Ned Kelly tells his own version of what happened at Glenrowan in a letter from the condemned cell at Melbourne Gaol.
Month: Jul 2021
A very wide circle will learn with deep regret of the death of Mr. Hare, P.M., which occurred at Rupertswood, Sunbury, the country residence of Sir William Clarke, yesterday afternoon. Some three months ago Mr. Hare was seized with an attack of diabetes, and until recently he was under special treatment at Mr. T. N. Fitzgerald’s private hospital, where he went through a successful operation, and recovered sufficiently to seek a change at Rupertswood.

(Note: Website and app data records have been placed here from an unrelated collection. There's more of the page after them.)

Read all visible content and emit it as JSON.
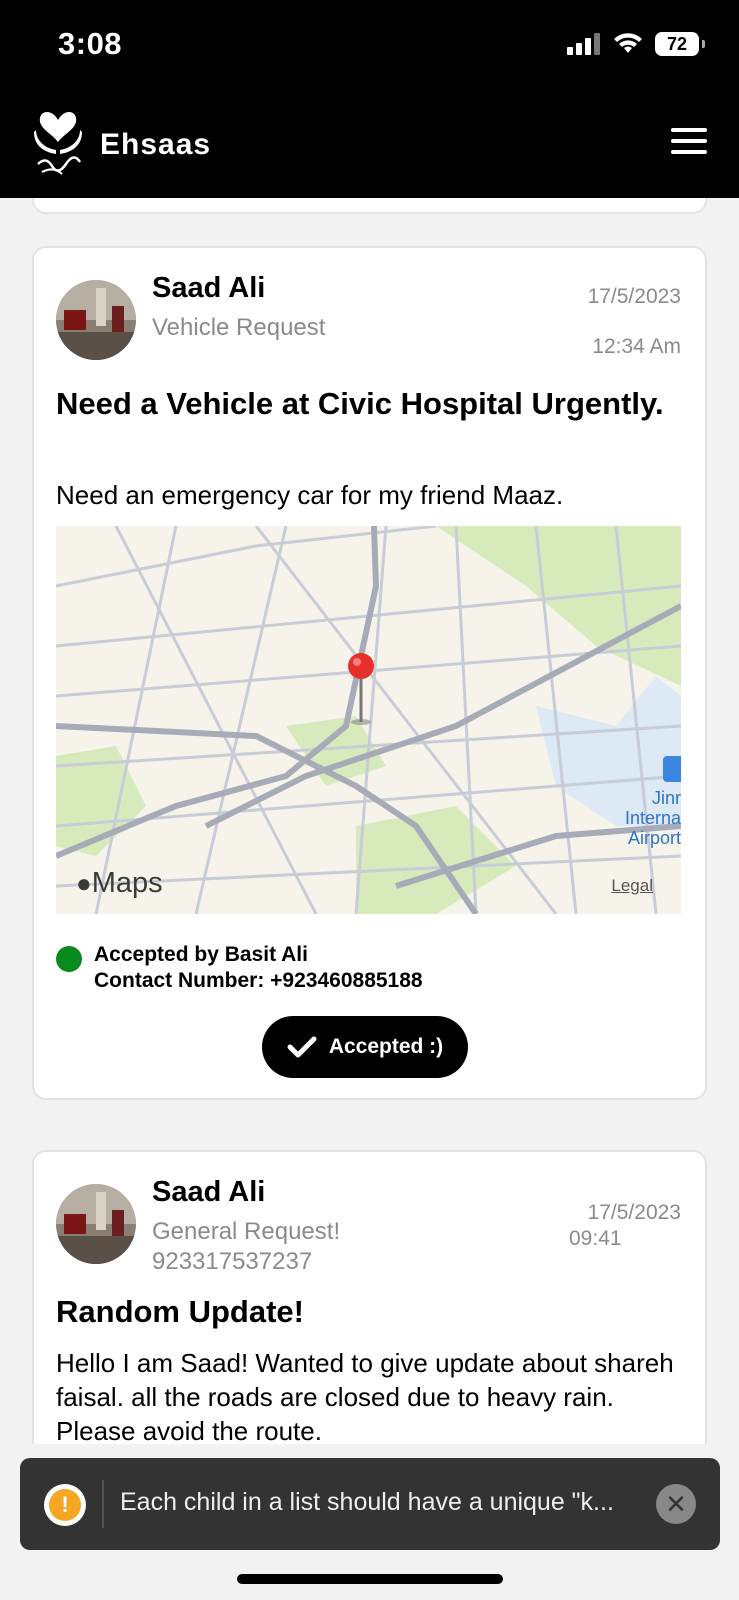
{
  "status_bar": {
    "time": "3:08",
    "battery": "72"
  },
  "header": {
    "title": "Ehsaas",
    "logo_name": "ehsaas-logo",
    "menu_icon": "hamburger-icon"
  },
  "posts": [
    {
      "name": "Saad Ali",
      "type": "Vehicle Request",
      "date": "17/5/2023",
      "time": "12:34 Am",
      "title": "Need a Vehicle at Civic Hospital Urgently.",
      "body": "Need an emergency car for my friend Maaz.",
      "map": {
        "brand": "Maps",
        "legal": "Legal",
        "label": "Jinnah International Airport",
        "label_lines": [
          "Jinr",
          "Interna",
          "Airport"
        ]
      },
      "accepted_by": "Accepted by Basit Ali",
      "contact": "Contact Number: +923460885188",
      "button_label": "Accepted :)",
      "status_color": "#0a8a1c"
    },
    {
      "name": "Saad Ali",
      "type": "General Request!",
      "phone": "923317537237",
      "date": "17/5/2023",
      "time": "09:41",
      "title": "Random Update!",
      "body": "Hello I am Saad! Wanted to give update about shareh faisal. all the roads are closed due to heavy rain. Please avoid the route."
    }
  ],
  "toast": {
    "message": "Each child in a list should have a unique \"k...",
    "icon": "warning-icon",
    "close_icon": "close-icon"
  }
}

The whole of the members of the gang were very jolly, and Ned told us that they had come there to settle the black trackers, and that he would be on the spot when the train ran over the culvert, and would shoot all who were not killed. We knew we could do nothing, and therefore did not take any steps to warn those in the train of the danger. Every member of the gang was then sober. They showed us their armor, and seemed to think that the police could do them no harm. At half-past two on Monday morning Ned Kelly said something to the effect that he did not think the special train was coming, and I then asked him if we could go home. He said ‘Yes,’ and I thanked him.
I wish to place before you the facts of my case, which have never been placed in their true light. As represented, I took up arms in 1878 for the purpose of shooting the police, but six months elapsed between the shooting of Constable Fitzpatrick on the 13th of April and the Stringy-bark tragedy on the 26th of October, 1878, and there neither was robbery nor any other offence reported as done by me or my companions.